## Recorded data:
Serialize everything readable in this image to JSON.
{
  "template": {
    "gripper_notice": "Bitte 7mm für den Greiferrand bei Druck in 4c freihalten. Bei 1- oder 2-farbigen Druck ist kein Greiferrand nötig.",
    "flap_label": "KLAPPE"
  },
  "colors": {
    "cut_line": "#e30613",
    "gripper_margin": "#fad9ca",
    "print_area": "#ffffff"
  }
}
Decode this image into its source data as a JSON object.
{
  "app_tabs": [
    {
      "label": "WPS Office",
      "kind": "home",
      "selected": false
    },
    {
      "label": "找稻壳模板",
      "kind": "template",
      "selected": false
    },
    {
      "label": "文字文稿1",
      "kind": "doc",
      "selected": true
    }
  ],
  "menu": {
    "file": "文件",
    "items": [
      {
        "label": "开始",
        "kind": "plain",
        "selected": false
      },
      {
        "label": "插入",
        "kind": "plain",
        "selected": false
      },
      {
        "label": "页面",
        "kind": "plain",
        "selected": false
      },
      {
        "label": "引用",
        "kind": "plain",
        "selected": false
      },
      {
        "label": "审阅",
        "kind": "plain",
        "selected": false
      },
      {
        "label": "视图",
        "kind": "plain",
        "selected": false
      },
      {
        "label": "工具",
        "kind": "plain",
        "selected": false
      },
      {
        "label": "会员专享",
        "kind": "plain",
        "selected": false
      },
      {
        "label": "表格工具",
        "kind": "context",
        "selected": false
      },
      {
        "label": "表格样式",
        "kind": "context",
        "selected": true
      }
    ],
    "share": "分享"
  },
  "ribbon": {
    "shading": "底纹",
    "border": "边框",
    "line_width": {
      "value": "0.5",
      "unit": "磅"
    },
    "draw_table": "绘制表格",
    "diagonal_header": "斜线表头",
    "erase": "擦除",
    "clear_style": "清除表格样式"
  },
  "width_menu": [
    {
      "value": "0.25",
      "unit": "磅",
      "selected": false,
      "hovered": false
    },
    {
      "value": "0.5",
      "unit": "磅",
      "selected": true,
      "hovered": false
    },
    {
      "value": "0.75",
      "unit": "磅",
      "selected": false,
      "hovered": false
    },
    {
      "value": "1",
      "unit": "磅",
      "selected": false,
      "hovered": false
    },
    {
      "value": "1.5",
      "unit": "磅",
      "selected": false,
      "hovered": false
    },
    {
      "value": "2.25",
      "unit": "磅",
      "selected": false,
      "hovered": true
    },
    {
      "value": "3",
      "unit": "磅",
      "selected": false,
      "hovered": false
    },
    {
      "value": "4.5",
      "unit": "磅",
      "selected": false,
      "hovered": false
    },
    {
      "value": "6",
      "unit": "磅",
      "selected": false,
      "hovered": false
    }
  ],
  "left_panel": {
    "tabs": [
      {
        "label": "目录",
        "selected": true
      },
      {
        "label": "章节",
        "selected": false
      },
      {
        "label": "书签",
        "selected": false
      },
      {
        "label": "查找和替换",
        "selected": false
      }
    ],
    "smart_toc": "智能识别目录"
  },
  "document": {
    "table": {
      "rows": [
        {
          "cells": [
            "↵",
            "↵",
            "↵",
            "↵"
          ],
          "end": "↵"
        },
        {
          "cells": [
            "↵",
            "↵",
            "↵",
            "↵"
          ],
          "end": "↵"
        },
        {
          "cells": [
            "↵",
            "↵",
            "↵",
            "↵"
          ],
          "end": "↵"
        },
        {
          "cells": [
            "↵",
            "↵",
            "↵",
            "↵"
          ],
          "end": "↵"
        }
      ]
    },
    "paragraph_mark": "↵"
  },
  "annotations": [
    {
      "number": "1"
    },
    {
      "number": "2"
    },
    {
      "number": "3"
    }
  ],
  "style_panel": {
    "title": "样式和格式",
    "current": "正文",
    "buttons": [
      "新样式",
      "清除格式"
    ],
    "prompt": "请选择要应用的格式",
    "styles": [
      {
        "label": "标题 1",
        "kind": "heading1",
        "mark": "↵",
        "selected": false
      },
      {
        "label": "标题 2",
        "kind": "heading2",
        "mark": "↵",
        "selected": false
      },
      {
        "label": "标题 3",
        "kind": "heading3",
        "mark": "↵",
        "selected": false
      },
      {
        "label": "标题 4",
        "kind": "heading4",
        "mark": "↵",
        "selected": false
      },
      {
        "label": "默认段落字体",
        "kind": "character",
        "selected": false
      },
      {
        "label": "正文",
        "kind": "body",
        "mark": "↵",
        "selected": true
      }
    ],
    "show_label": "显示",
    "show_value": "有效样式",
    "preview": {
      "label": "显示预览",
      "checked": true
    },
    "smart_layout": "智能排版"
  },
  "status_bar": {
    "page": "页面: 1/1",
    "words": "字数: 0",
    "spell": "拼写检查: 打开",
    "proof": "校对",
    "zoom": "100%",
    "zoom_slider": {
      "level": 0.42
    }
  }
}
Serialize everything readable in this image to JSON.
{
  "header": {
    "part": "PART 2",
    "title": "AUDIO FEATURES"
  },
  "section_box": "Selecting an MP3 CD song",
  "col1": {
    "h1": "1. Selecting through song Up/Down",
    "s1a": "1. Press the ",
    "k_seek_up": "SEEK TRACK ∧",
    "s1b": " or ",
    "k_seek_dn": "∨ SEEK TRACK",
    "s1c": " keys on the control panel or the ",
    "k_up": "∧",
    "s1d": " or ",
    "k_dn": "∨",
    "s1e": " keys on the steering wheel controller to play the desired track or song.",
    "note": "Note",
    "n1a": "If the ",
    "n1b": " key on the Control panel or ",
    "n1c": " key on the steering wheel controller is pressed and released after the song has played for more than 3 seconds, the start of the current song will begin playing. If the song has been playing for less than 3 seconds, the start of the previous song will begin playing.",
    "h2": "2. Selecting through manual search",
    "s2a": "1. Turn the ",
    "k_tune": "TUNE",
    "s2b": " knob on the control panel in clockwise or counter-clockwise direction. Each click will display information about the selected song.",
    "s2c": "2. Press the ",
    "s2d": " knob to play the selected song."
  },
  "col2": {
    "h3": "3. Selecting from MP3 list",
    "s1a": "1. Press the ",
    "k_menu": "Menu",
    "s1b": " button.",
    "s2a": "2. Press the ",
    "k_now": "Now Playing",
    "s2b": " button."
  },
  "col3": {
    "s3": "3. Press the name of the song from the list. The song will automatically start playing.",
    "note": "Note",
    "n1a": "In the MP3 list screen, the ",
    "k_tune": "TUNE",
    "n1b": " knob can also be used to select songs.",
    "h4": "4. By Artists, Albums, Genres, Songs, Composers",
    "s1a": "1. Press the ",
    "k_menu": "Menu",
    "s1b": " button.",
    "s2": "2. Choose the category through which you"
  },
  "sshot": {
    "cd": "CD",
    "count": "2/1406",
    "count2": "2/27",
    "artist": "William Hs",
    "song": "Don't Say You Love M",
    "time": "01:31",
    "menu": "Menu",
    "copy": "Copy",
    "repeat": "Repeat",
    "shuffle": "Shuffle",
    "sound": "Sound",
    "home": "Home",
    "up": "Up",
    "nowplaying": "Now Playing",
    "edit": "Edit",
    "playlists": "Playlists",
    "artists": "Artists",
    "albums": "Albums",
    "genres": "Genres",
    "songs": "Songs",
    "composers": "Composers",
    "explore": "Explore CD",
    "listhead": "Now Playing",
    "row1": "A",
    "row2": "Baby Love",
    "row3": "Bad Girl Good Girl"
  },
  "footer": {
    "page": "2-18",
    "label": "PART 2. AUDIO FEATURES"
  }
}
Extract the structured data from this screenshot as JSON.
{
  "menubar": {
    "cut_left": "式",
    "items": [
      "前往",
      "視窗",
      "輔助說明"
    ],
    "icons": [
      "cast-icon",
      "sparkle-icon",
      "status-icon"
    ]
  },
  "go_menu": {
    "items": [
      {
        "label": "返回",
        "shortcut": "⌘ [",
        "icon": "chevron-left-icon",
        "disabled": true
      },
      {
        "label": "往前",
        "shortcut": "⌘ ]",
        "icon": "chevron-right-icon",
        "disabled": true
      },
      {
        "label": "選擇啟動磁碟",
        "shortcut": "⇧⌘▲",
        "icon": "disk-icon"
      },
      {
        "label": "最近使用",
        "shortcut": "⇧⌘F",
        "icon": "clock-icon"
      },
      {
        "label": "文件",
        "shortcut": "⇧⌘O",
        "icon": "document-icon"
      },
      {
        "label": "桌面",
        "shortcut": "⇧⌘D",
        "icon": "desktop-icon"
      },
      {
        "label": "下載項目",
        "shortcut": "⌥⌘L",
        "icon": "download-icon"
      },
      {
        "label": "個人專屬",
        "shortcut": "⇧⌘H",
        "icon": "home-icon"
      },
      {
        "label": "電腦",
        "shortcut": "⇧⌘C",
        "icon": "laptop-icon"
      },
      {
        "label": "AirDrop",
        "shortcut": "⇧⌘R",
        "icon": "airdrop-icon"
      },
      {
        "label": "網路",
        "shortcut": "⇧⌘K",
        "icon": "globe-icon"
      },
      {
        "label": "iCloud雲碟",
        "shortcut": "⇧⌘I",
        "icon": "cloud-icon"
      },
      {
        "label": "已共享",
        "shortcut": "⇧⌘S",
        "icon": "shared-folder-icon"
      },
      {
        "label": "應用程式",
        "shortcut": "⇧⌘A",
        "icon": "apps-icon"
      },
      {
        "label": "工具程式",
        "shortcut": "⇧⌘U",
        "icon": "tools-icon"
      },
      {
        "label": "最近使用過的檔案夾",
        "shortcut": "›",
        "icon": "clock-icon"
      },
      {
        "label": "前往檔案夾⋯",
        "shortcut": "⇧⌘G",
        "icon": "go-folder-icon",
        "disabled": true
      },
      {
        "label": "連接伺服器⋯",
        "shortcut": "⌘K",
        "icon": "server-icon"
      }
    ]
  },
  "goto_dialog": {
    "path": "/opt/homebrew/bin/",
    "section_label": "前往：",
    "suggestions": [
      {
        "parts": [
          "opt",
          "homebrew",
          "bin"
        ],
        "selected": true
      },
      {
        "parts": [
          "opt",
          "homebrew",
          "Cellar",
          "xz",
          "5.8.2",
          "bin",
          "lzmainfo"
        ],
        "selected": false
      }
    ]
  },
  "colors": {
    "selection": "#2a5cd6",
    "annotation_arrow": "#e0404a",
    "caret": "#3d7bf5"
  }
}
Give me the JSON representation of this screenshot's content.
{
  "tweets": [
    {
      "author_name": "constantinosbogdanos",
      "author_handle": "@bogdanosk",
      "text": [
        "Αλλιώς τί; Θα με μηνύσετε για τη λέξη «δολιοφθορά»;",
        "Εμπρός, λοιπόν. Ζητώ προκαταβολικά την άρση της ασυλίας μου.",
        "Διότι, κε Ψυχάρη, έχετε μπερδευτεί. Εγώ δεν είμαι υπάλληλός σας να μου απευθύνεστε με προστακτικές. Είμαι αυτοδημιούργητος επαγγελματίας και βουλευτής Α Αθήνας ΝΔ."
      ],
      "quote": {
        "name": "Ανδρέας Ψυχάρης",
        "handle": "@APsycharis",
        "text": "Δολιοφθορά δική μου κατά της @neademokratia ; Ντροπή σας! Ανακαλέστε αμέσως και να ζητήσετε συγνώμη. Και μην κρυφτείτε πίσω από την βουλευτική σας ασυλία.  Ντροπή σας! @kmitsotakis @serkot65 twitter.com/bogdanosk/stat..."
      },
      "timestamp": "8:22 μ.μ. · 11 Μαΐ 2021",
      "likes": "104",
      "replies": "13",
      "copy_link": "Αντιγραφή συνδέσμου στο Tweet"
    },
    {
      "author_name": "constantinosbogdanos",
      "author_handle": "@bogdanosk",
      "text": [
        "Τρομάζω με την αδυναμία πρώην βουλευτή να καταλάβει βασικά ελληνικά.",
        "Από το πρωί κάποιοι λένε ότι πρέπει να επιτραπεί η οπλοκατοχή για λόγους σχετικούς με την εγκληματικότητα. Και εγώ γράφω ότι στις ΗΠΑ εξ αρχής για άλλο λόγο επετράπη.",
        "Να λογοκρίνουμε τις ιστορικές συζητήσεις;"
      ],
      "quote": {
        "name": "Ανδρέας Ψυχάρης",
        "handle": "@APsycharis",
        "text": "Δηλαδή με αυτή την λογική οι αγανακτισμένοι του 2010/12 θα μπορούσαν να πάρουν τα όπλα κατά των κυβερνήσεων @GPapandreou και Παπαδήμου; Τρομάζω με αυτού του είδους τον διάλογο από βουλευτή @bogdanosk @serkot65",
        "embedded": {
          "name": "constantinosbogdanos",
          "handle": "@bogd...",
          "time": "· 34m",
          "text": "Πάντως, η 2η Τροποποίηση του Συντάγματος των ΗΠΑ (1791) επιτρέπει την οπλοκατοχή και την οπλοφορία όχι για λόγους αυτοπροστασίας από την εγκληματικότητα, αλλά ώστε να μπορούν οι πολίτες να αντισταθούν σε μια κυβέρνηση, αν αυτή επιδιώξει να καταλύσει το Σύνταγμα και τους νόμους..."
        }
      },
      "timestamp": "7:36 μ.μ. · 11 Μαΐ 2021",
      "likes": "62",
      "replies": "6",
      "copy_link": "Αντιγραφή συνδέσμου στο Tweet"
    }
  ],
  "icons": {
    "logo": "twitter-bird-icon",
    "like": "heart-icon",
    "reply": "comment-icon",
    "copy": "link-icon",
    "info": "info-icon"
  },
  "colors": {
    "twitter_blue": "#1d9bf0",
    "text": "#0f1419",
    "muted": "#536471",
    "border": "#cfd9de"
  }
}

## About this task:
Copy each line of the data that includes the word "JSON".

## Answer for this exercise:
Serialize everything readable in this image to JSON.
Decode this image into its source data as a JSON object.
Serialize everything readable in this image to JSON.
Extract the structured data from this screenshot as JSON.
Give me the JSON representation of this screenshot's content.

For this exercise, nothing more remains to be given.